This article was originally published by Radio Free Asia and is reprinted with permission.
Authorities in Hong Kong have refused to renew the work permit of New York Times journalist Chris Buckley, in another indication that the city’s reputation for press freedom is likely a thing of the past.
Buckley was required to leave mainland China in May after Chinese authorities declined to renew his journalist’s visa, and had been working out of Hong Kong, which formerly ran a separate immigration policy from that of China, and which only recently began expelling foreign journalists.
Hong Kong’s Immigration Department declined to renew his application to work in the city last week, without giving a specific reason, The New York Times said.
“The denial is an apparent violation of the Basic Law that guarantees Hong Kong residents’ freedom of the press,” the New York-based Committee to Protect Journalists (CPJ) said in a statement.
“Barring a New York Times journalist from working in Hong Kong violates the fundamental promise of press freedom given repeatedly to the Hong Kong people,” CPJ Asia program coordinator Steven Butler said in a statement on the group’s website.
“We urge Hong Kong immigration authorities to reverse this decision, which undermines the free flow of information critical to Hong Kong’s success,” he said.
The paper has said it is relocating some of its Hong Kong-based operations to Seoul, South Korea, after the ruling Chinese Communist Party imposed a draconian new security law on the city.

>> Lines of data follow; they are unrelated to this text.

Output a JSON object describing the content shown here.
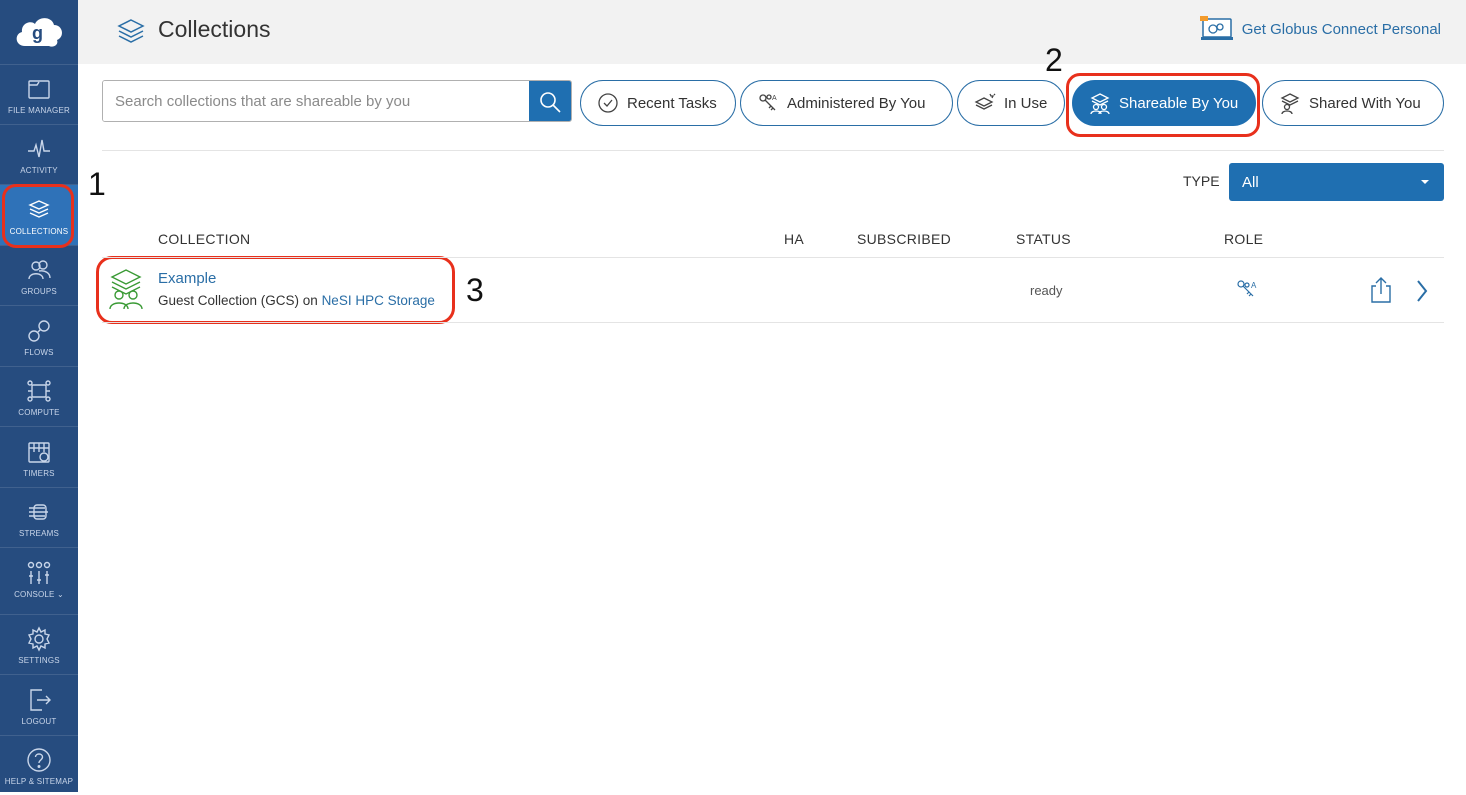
{
  "sidebar": {
    "logo_icon": "globus-logo-icon",
    "items": [
      {
        "label": "FILE MANAGER",
        "icon": "file-manager-icon",
        "active": false
      },
      {
        "label": "ACTIVITY",
        "icon": "activity-icon",
        "active": false
      },
      {
        "label": "COLLECTIONS",
        "icon": "collections-icon",
        "active": true
      },
      {
        "label": "GROUPS",
        "icon": "groups-icon",
        "active": false
      },
      {
        "label": "FLOWS",
        "icon": "flows-icon",
        "active": false
      },
      {
        "label": "COMPUTE",
        "icon": "compute-icon",
        "active": false
      },
      {
        "label": "TIMERS",
        "icon": "timers-icon",
        "active": false
      },
      {
        "label": "STREAMS",
        "icon": "streams-icon",
        "active": false
      },
      {
        "label": "CONSOLE",
        "icon": "console-icon",
        "active": false
      },
      {
        "label": "SETTINGS",
        "icon": "settings-icon",
        "active": false
      },
      {
        "label": "LOGOUT",
        "icon": "logout-icon",
        "active": false
      },
      {
        "label": "HELP & SITEMAP",
        "icon": "help-icon",
        "active": false
      }
    ]
  },
  "header": {
    "title": "Collections",
    "gcp_link": "Get Globus Connect Personal"
  },
  "search": {
    "placeholder": "Search collections that are shareable by you"
  },
  "filters": [
    {
      "label": "Recent Tasks",
      "icon": "clock-check-icon",
      "active": false
    },
    {
      "label": "Administered By You",
      "icon": "admin-keys-icon",
      "active": false
    },
    {
      "label": "In Use",
      "icon": "in-use-icon",
      "active": false
    },
    {
      "label": "Shareable By You",
      "icon": "shareable-icon",
      "active": true
    },
    {
      "label": "Shared With You",
      "icon": "shared-with-icon",
      "active": false
    }
  ],
  "type_filter": {
    "label": "TYPE",
    "value": "All"
  },
  "table": {
    "headers": [
      "COLLECTION",
      "HA",
      "SUBSCRIBED",
      "STATUS",
      "ROLE"
    ],
    "rows": [
      {
        "name": "Example",
        "subtitle_prefix": "Guest Collection (GCS) on ",
        "host": "NeSI HPC Storage",
        "status": "ready",
        "role_icon": "administrator-role-icon"
      }
    ]
  },
  "annotations": {
    "callouts": [
      "1",
      "2",
      "3"
    ]
  },
  "colors": {
    "sidebar_bg": "#264c7f",
    "accent": "#1f6fb1",
    "link": "#2a6ea6",
    "highlight": "#e8301c",
    "collection_icon": "#3a9a35"
  }
}
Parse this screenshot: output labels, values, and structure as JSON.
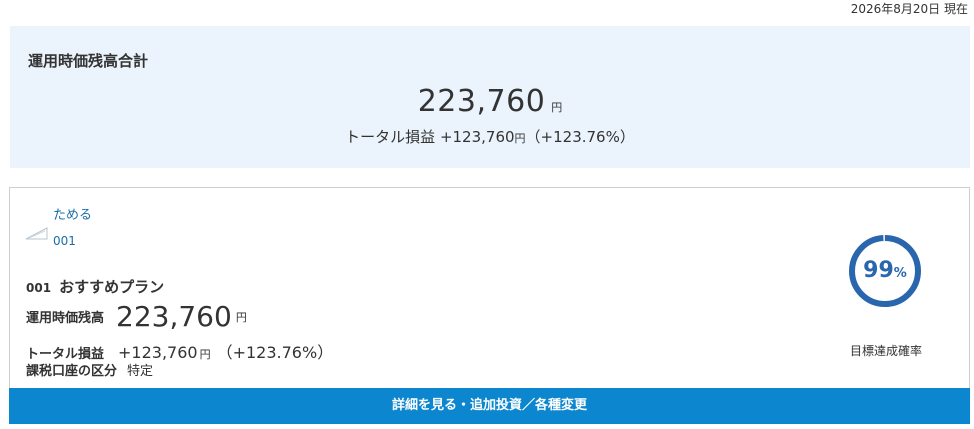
{
  "as_of": "2026年8月20日 現在",
  "summary": {
    "title": "運用時価残高合計",
    "amount": "223,760",
    "amount_unit": "円",
    "pl_label": "トータル損益",
    "pl_value": "+123,760",
    "pl_unit": "円",
    "pl_percent": "（+123.76%）"
  },
  "goal": {
    "name": "ためる",
    "id": "001"
  },
  "plan": {
    "id": "001",
    "name": "おすすめプラン",
    "balance_label": "運用時価残高",
    "balance": "223,760",
    "balance_unit": "円",
    "pl_label": "トータル損益",
    "pl_value": "+123,760",
    "pl_unit": "円",
    "pl_percent": "（+123.76%）",
    "tax_label": "課税口座の区分",
    "tax_value": "特定"
  },
  "achievement": {
    "rate": "99",
    "rate_value": 0.99,
    "percent_sign": "%",
    "label": "目標達成確率",
    "color": "#2a66ad",
    "track_color": "#ffffff"
  },
  "detail_button": {
    "label": "詳細を見る・追加投資／各種変更",
    "color": "#0b86cf"
  }
}
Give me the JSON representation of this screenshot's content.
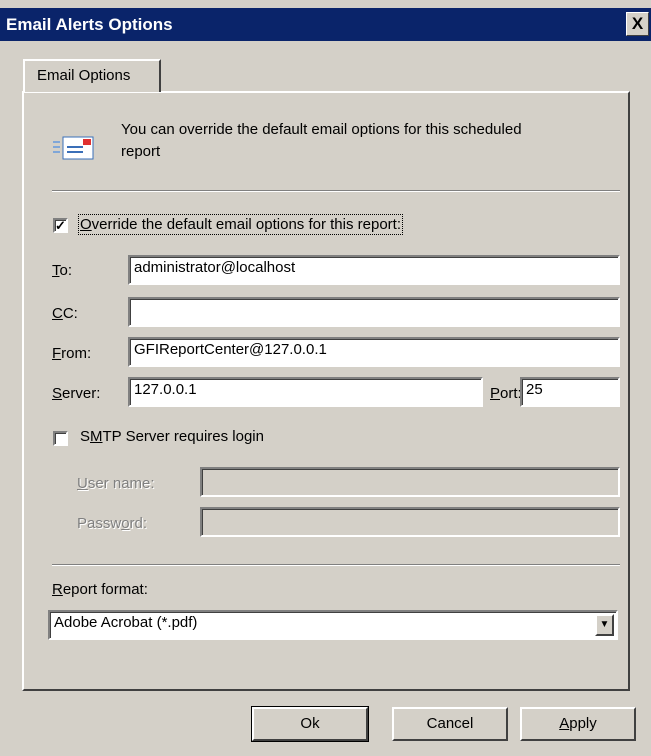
{
  "window": {
    "title": "Email Alerts Options",
    "close_glyph": "X"
  },
  "tab": {
    "label": "Email Options"
  },
  "intro": {
    "icon": "email-message-icon",
    "text_line1": "You can override the default email options for this scheduled",
    "text_line2": "report"
  },
  "override": {
    "checked": true,
    "check_glyph": "✓",
    "label_accel": "O",
    "label_rest": "verride the default email options for this report:"
  },
  "fields": {
    "to": {
      "accel": "T",
      "rest": "o:",
      "value": "administrator@localhost"
    },
    "cc": {
      "accel": "C",
      "rest": "C:",
      "value": ""
    },
    "from": {
      "accel": "F",
      "rest": "rom:",
      "value": "GFIReportCenter@127.0.0.1"
    },
    "server": {
      "accel": "S",
      "rest": "erver:",
      "value": "127.0.0.1"
    },
    "port": {
      "accel": "P",
      "rest": "ort:",
      "value": "25"
    }
  },
  "smtp": {
    "checked": false,
    "pre": "S",
    "accel": "M",
    "rest": "TP Server requires login"
  },
  "login": {
    "username": {
      "accel": "U",
      "rest": "ser name:",
      "value": ""
    },
    "password": {
      "pre": "Passw",
      "accel": "o",
      "rest": "rd:",
      "value": ""
    }
  },
  "report_format": {
    "accel": "R",
    "rest": "eport format:",
    "selected": "Adobe Acrobat (*.pdf)",
    "arrow_glyph": "▼"
  },
  "buttons": {
    "ok": {
      "label": "Ok"
    },
    "cancel": {
      "label": "Cancel"
    },
    "apply_accel": "A",
    "apply_rest": "pply"
  }
}
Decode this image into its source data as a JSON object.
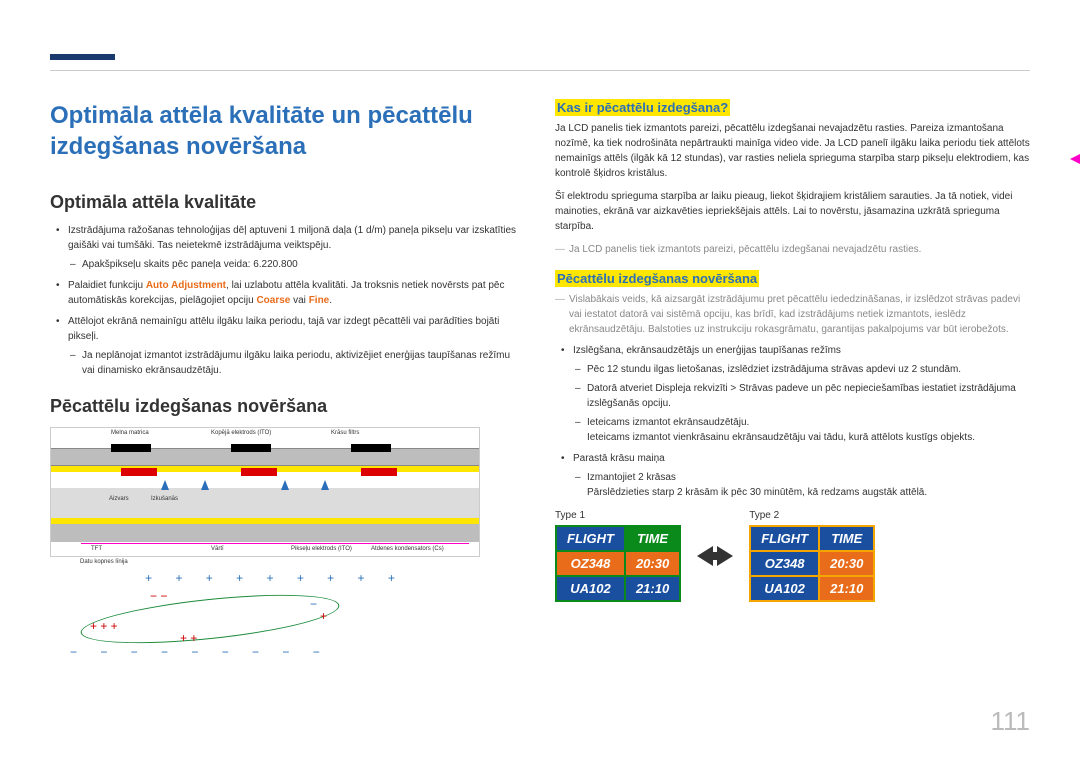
{
  "page_number": "111",
  "main_title": "Optimāla attēla kvalitāte un pēcattēlu izdegšanas novēršana",
  "left": {
    "h2_quality": "Optimāla attēla kvalitāte",
    "b1": "Izstrādājuma ražošanas tehnoloģijas dēļ aptuveni 1 miljonā daļa (1 d/m) paneļa pikseļu var izskatīties gaišāki vai tumšāki. Tas neietekmē izstrādājuma veiktspēju.",
    "b1d1": "Apakšpikseļu skaits pēc paneļa veida: 6.220.800",
    "b2a": "Palaidiet funkciju ",
    "b2_orange1": "Auto Adjustment",
    "b2b": ", lai uzlabotu attēla kvalitāti. Ja troksnis netiek novērsts pat pēc automātiskās korekcijas, pielāgojiet opciju ",
    "b2_orange2": "Coarse",
    "b2c": " vai ",
    "b2_orange3": "Fine",
    "b2d": ".",
    "b3": "Attēlojot ekrānā nemainīgu attēlu ilgāku laika periodu, tajā var izdegt pēcattēli vai parādīties bojāti pikseļi.",
    "b3d1": "Ja neplānojat izmantot izstrādājumu ilgāku laika periodu, aktivizējiet enerģijas taupīšanas režīmu vai dinamisko ekrānsaudzētāju.",
    "h2_prevent": "Pēcattēlu izdegšanas novēršana",
    "diag": {
      "l1": "Melna matrica",
      "l2": "Kopējā elektrods (ITO)",
      "l3": "Krāsu filtrs",
      "l4": "TFT",
      "l5": "Pikseļu elektrods (ITO)",
      "l6": "Atdenes kondensators (Cs)",
      "l7": "Datu kopnes līnija",
      "l8": "Aizvars",
      "l9": "Izkušanās",
      "l10": "Vārtī"
    }
  },
  "right": {
    "h3_what": "Kas ir pēcattēlu izdegšana?",
    "p1": "Ja LCD panelis tiek izmantots pareizi, pēcattēlu izdegšanai nevajadzētu rasties. Pareiza izmantošana nozīmē, ka tiek nodrošināta nepārtraukti mainīga video vide. Ja LCD panelī ilgāku laika periodu tiek attēlots nemainīgs attēls (ilgāk kā 12 stundas), var rasties neliela sprieguma starpība starp pikseļu elektrodiem, kas kontrolē šķidros kristālus.",
    "p2": "Šī elektrodu sprieguma starpība ar laiku pieaug, liekot šķidrajiem kristāliem sarauties. Ja tā notiek, videi mainoties, ekrānā var aizkavēties iepriekšējais attēls. Lai to novērstu, jāsamazina uzkrātā sprieguma starpība.",
    "note1": "Ja LCD panelis tiek izmantots pareizi, pēcattēlu izdegšanai nevajadzētu rasties.",
    "h3_prev": "Pēcattēlu izdegšanas novēršana",
    "note2": "Vislabākais veids, kā aizsargāt izstrādājumu pret pēcattēlu iededzināšanas, ir izslēdzot strāvas padevi vai iestatot datorā vai sistēmā opciju, kas brīdī, kad izstrādājums netiek izmantots, ieslēdz ekrānsaudzētāju. Balstoties uz instrukciju rokasgrāmatu, garantijas pakalpojums var būt ierobežots.",
    "b1": "Izslēgšana, ekrānsaudzētājs un enerģijas taupīšanas režīms",
    "b1d1": "Pēc 12 stundu ilgas lietošanas, izslēdziet izstrādājuma strāvas apdevi uz 2 stundām.",
    "b1d2": "Datorā atveriet Displeja rekvizīti > Strāvas padeve un pēc nepieciešamības iestatiet izstrādājuma izslēgšanās opciju.",
    "b1d3": "Ieteicams izmantot ekrānsaudzētāju.",
    "b1d3b": "Ieteicams izmantot vienkrāsainu ekrānsaudzētāju vai tādu, kurā attēlots kustīgs objekts.",
    "b2": "Parastā krāsu maiņa",
    "b2d1": "Izmantojiet 2 krāsas",
    "b2d1b": "Pārslēdzieties starp 2 krāsām ik pēc 30 minūtēm, kā redzams augstāk attēlā.",
    "flight": {
      "type1": "Type 1",
      "type2": "Type 2",
      "h_flight": "FLIGHT",
      "h_time": "TIME",
      "r1c1": "OZ348",
      "r1c2": "20:30",
      "r2c1": "UA102",
      "r2c2": "21:10"
    }
  }
}
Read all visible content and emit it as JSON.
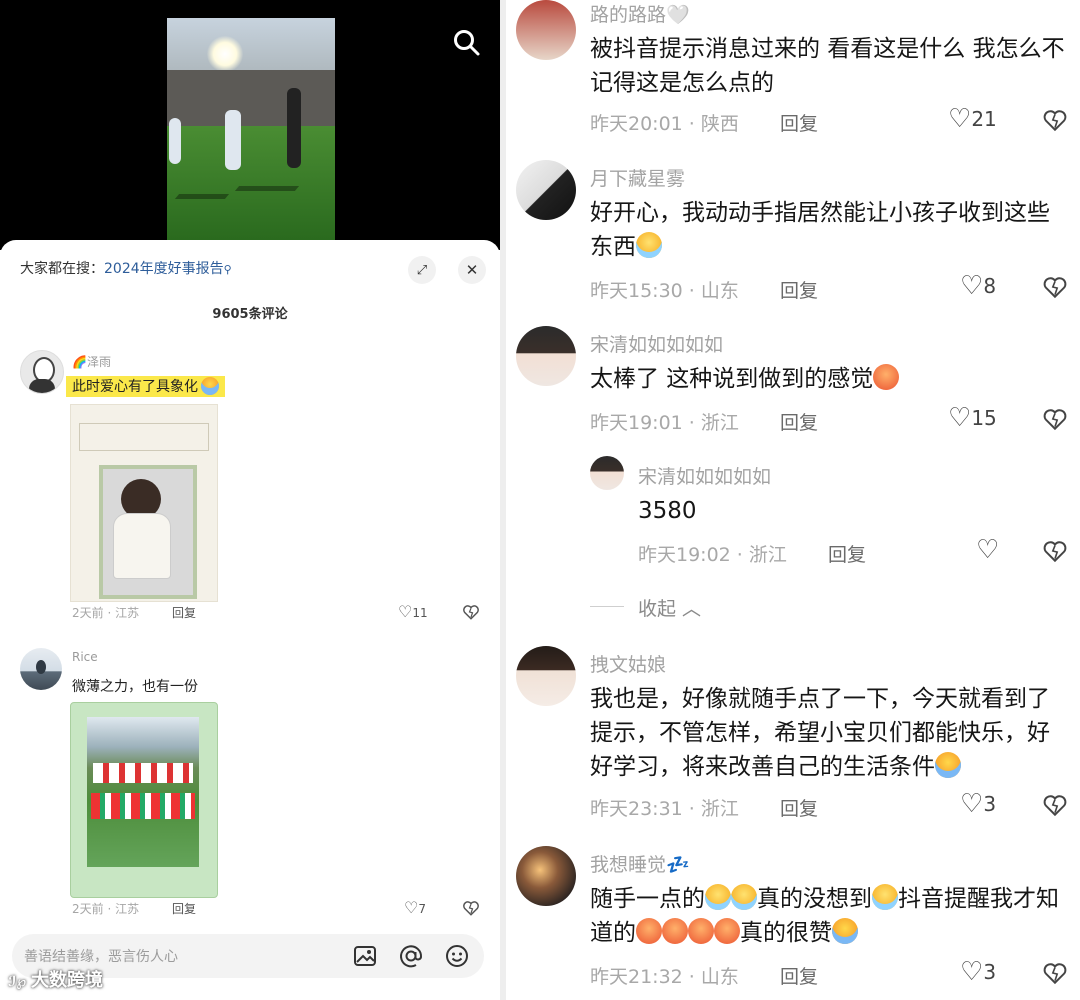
{
  "left": {
    "search_hint_prefix": "大家都在搜：",
    "search_hint_keyword": "2024年度好事报告",
    "comment_count": "9605条评论",
    "comments": [
      {
        "user": "泽雨",
        "text": "此时爱心有了具象化",
        "meta": "2天前 · 江苏",
        "reply": "回复",
        "likes": "11"
      },
      {
        "user": "Rice",
        "text": "微薄之力，也有一份",
        "meta": "2天前 · 江苏",
        "reply": "回复",
        "likes": "7"
      }
    ],
    "input_placeholder": "善语结善缘，恶言伤人心",
    "watermark": "大数跨境"
  },
  "right": {
    "comments": [
      {
        "user": "路的路路🤍",
        "text": "被抖音提示消息过来的  看看这是什么  我怎么不记得这是怎么点的",
        "meta": "昨天20:01 · 陕西",
        "reply": "回复",
        "likes": "21"
      },
      {
        "user": "月下藏星雾",
        "text": "好开心，我动动手指居然能让小孩子收到这些东西",
        "meta": "昨天15:30 · 山东",
        "reply": "回复",
        "likes": "8"
      },
      {
        "user": "宋清如如如如如",
        "text": "太棒了  这种说到做到的感觉",
        "meta": "昨天19:01 · 浙江",
        "reply": "回复",
        "likes": "15"
      },
      {
        "user": "拽文姑娘",
        "text": "我也是，好像就随手点了一下，今天就看到了提示，不管怎样，希望小宝贝们都能快乐，好好学习，将来改善自己的生活条件",
        "meta": "昨天23:31 · 浙江",
        "reply": "回复",
        "likes": "3"
      },
      {
        "user": "我想睡觉💤",
        "text_a": "随手一点的",
        "text_b": "真的没想到",
        "text_c": "抖音提醒我才知道的",
        "text_d": "真的很赞",
        "meta": "昨天21:32 · 山东",
        "reply": "回复",
        "likes": "3"
      }
    ],
    "sub_reply": {
      "user": "宋清如如如如如",
      "text": "3580",
      "meta": "昨天19:02 · 浙江",
      "reply": "回复"
    },
    "collapse_label": "收起"
  },
  "colors": {
    "keyword": "#2e5d9a",
    "highlight": "#fbe84a"
  }
}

Buckley, an Australian national, declined to comment when contacted by RFA on Thursday. The Immigration Department said it couldn’t comment on individual cases.
‘Hong Kong has no powers left’
Hong Kong Journalists’ Association (HKJA) chairman Chris Yeung said he was disappointed, but not surprised, by the refusal of Buckley’s work permit.
“I wonder if the Hong Kong government actually has any powers left at all now,” he said of the apparent merging of the city’s decision-making processes into those of Beijing.
“If the [Chinese] foreign ministry or the central government have already said that certain foreign journalists won’t be allowed to work in Hong Kong, then what power does the Hong Kong government actually have?” he said.
“[We need to know] if the Hong Kong government still welcomes foreign media organizations to set up offices in Hong Kong, to send journalists here to report on events,” he said. “Or will the central government just refuse to issue visas to a certain few who aren’t welcome?”
Yeung called on the Hong Kong government to clarify the situation, but said he believes the move could lead to self-censorship.
In 2018, Hong Kong immigration authorities refused a work visa renewal application from Financial Times Asia news editor Victor Mallet after he hosted a luncheon with a pro-independence guest speaker at the city’s Foreign Correspondents’ Club.
Later in the year, Mallet was turned away at the airport when he tried to enter Hong Kong on a visitor entry stamp.
Bruce Lui, senior journalism lecturer at Hong Kong’s Baptist University, said the refusal of Buckley’s visa indicates an overall change in the environment for press freedom, which is moving closer to that in mainland China, where government censors limit news organizations to state-approved copy.
“We see for example that the foreign ministry refuses to renew work permits, expelling U.S. journalists, and then we see the same measure being implemented in Hong Kong, as a form of retaliation,” Lui said.
“Hong Kong no longer has a high degree of autonomy, not truly,” he said. “If journalists are seen to have crossed a line, they too will adopt visa sanctions like non-renewal.”
The United States and China have been engaged in a series of retaliatory actions involving journalists in recent months, amid increasing tensions over a range of issues from the coronavirus pandemic to Hong Kong.
China in March effectively expelled around a dozen U.S. journalists from The New York Times, the News Corp-owned Wall Street Journal, and the Washington Post in retaliation after the U.S. State Department designated a number of top state-run media organizations “foreign missions,” and required them to hand over their details of their U.S. personnel and financial information relating to their operations on U.S. soil.